Ohio State assistant coach Chris Holick (6) embraces and greets players Malik Jones (5), Tyler Cowles (12) and Dominic Canzone (33) after the top of the fifth inning in Ohio State’s 2-1 win against Cal State Northridge in extra innings on Mar. 16 in Bill Davis Stadium. Credit: Ebo Amissah-Aggrey | Lantern ReporterThe Ohio State baseball team strives to rebound from a three-loss weekend in Texas.Ohio State (5-3) will face off against Bethune-Cookman (3-4) in a four-game series in Daytona Beach, Florida. The Buckeyes are coming off a weekend of sloppy baseball that plagued the team, losing three of the four games played. The team only walked five batters during the first weekend, but 24 runners reached base on balls the second weekend. The Buckeyes also committed seven errors in Texas. These statistics showed up on the scoreboard, as Ohio State surrendered more than three times the amount of runs they allowed opening weekend. “We need to get back to playing clean baseball: throwing strikes, taking care of the baseball, doing the things that need to be consistent on a championship ballclub,” Beals said.The opening weekend was defined by dominant pitching, which struggled to shine in the second weekend.

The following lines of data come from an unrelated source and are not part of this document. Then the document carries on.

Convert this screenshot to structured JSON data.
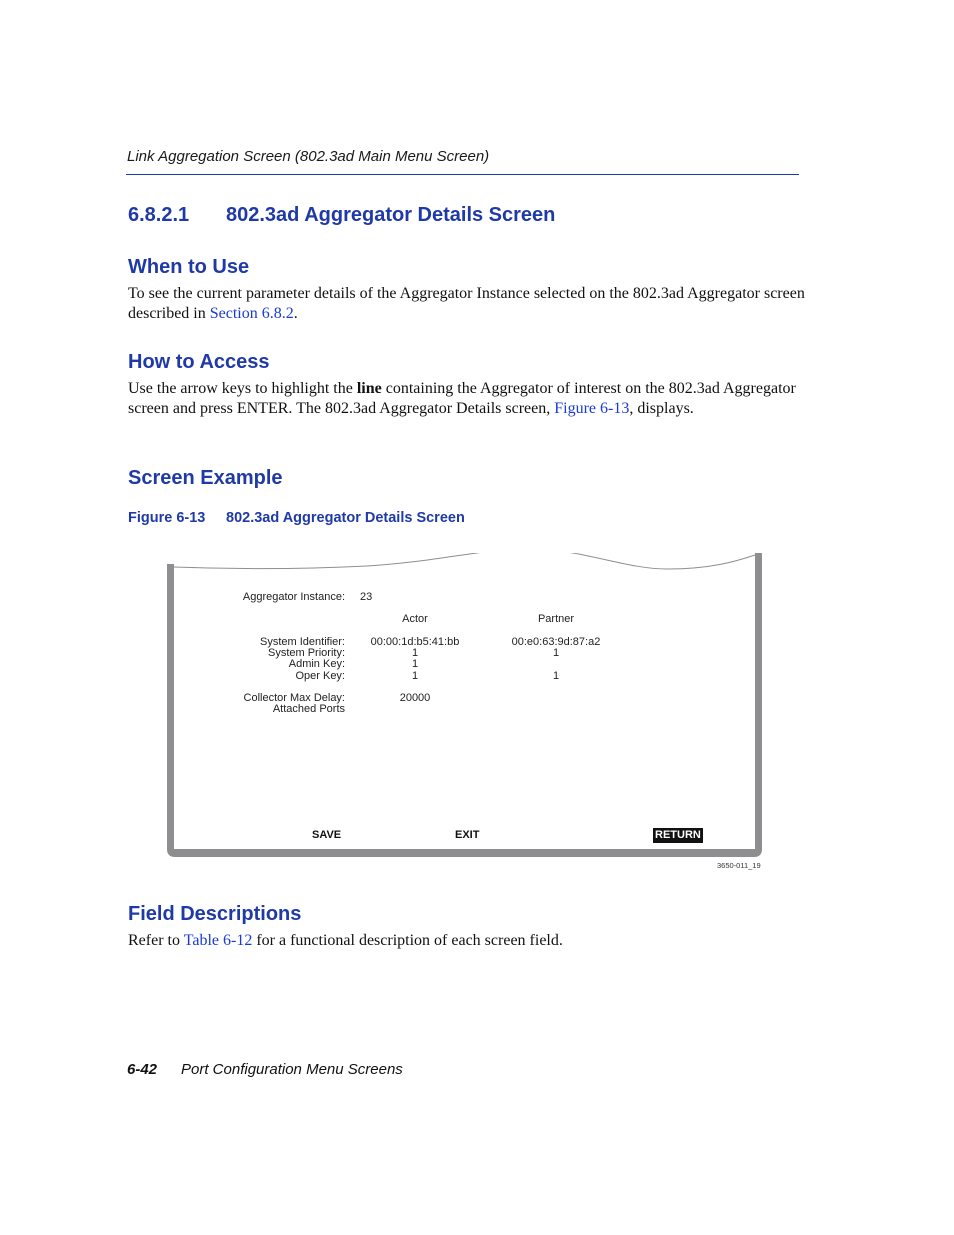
{
  "running_header": "Link Aggregation Screen (802.3ad Main Menu Screen)",
  "section": {
    "number": "6.8.2.1",
    "title": "802.3ad Aggregator Details Screen"
  },
  "when_to_use": {
    "heading": "When to Use",
    "text_before": "To see the current parameter details of the Aggregator Instance selected on the 802.3ad Aggregator screen described in ",
    "link": "Section 6.8.2",
    "text_after": "."
  },
  "how_to_access": {
    "heading": "How to Access",
    "text_1": "Use the arrow keys to highlight the ",
    "bold": "line",
    "text_2": " containing the Aggregator of interest on the 802.3ad Aggregator screen and press ENTER. The 802.3ad Aggregator Details screen, ",
    "link": "Figure 6-13",
    "text_3": ", displays."
  },
  "screen_example": {
    "heading": "Screen Example"
  },
  "figure": {
    "number": "Figure 6-13",
    "title": "802.3ad Aggregator Details Screen",
    "id": "3650-011_19",
    "screen": {
      "instance_label": "Aggregator Instance:",
      "instance_value": "23",
      "col_actor": "Actor",
      "col_partner": "Partner",
      "rows": [
        {
          "label": "System Identifier:",
          "actor": "00:00:1d:b5:41:bb",
          "partner": "00:e0:63:9d:87:a2"
        },
        {
          "label": "System Priority:",
          "actor": "1",
          "partner": "1"
        },
        {
          "label": "Admin Key:",
          "actor": "1",
          "partner": ""
        },
        {
          "label": "Oper Key:",
          "actor": "1",
          "partner": "1"
        }
      ],
      "collector_label": "Collector Max Delay:",
      "collector_value": "20000",
      "attached_label": "Attached Ports",
      "buttons": {
        "save": "SAVE",
        "exit": "EXIT",
        "return": "RETURN"
      }
    }
  },
  "field_descriptions": {
    "heading": "Field Descriptions",
    "text_before": "Refer to ",
    "link": "Table 6-12",
    "text_after": " for a functional description of each screen field."
  },
  "footer": {
    "page_number": "6-42",
    "chapter": "Port Configuration Menu Screens"
  }
}
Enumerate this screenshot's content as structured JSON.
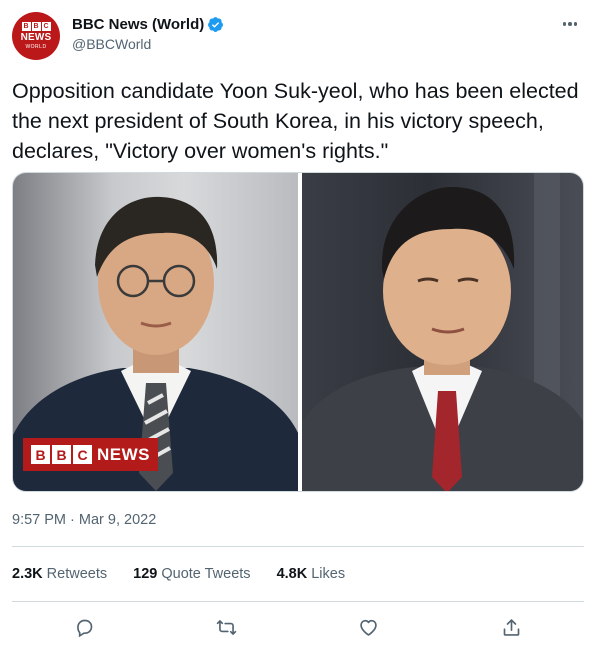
{
  "account": {
    "avatar_lines": {
      "letters": [
        "B",
        "B",
        "C"
      ],
      "news": "NEWS",
      "world": "WORLD"
    },
    "display_name": "BBC News (World)",
    "handle": "@BBCWorld",
    "verified": true
  },
  "tweet": {
    "text": "Opposition candidate Yoon Suk-yeol, who has been elected the next president of South Korea, in his victory speech, declares, \"Victory over women's rights.\"",
    "timestamp": "9:57 PM · Mar 9, 2022"
  },
  "media": {
    "watermark_letters": [
      "B",
      "B",
      "C"
    ],
    "watermark_news": "NEWS"
  },
  "stats": {
    "retweets_count": "2.3K",
    "retweets_label": "Retweets",
    "quotes_count": "129",
    "quotes_label": "Quote Tweets",
    "likes_count": "4.8K",
    "likes_label": "Likes"
  },
  "icons": {
    "more": "more-icon",
    "reply": "reply-icon",
    "retweet": "retweet-icon",
    "like": "like-icon",
    "share": "share-icon",
    "verified": "verified-badge-icon"
  },
  "colors": {
    "brand_red": "#bb1919",
    "verified_blue": "#1d9bf0",
    "text": "#0f1419",
    "secondary_text": "#536471",
    "divider": "#cfd9de"
  }
}
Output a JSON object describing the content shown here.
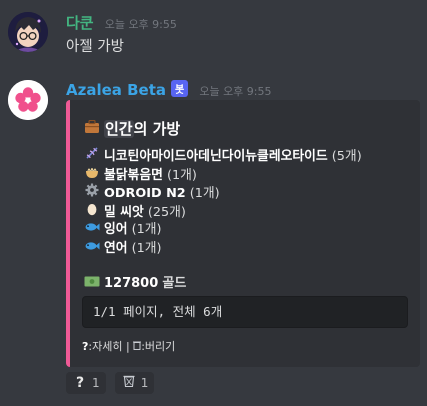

Sophomore pitcher Griffan Smith, who picked up his second win this season, is not alarmed by the performance of the pitching staff in Texas. “It’s a long season,” Smith said. “This is the game of baseball. You’re going to give up hits. You’re going to give up runs. Some days you’re not going to have your stuff.”Echoing this calm mindset, senior left fielder Brady Cherry will lean on his past experiences to help guide the team through rough patches this season. Cherry has been on Buckeye squads that have made the NCAA tournament and on a team that lost more games than it won. “I can use that kind of experience to help guys, especially if they’re struggling right at the beginning, because I know I have been there a lot in my career,” Cherry said. “Just being able to let them know that it’s not the end of the world. It’s not the end of the season.” Cherry, who came into the season batting a career .240, leads the 2019 team with a .379 average. He has also launched three home runs so far this season. There is opportunity for the Ohio State offense to thrive against a Bethune-Cookman team that is allowing more than 10 runs a game. The Wildcats also have hit 20 batters and thrown 11 wild pitches in only seven games this season. Junior pitcher Anthony Maldonado has been a bright spot on the mound for the Wildcats, with a 3.27 ERA and nine strikeouts in two starts this season. On the offensive side, redshirt senior infielder Brandon Wilkes has hit .500 this season to go along with seven RBIs. Wilkes has six of his eight hits and all seven of his RBIs in the past two games. Overall, the Wildcats are struggling at the plate. The team has a .217 batting average and only two home runs on the season. Bethune-Cookman has also been severely beaten on the base paths this season. The team has only stolen one base, while allowing 22 stolen bases on 24 attempts. Ohio State came into this season with a lot of questions that needed answers. The first two weeks have shown the potential of the team, but it also shed light on the inconsistency a young team can bring to the table. “I’m excited for us to get back out and get into the third weekend of the season and really identify ourselves and how good we’re going to be,” Beals said.The Buckeyes will begin their series at 7 p.m. Friday. This will be followed by a 6 p.m. Saturday game, a 4 p.m. Sunday contest and a 1 p.m. finale on Monday.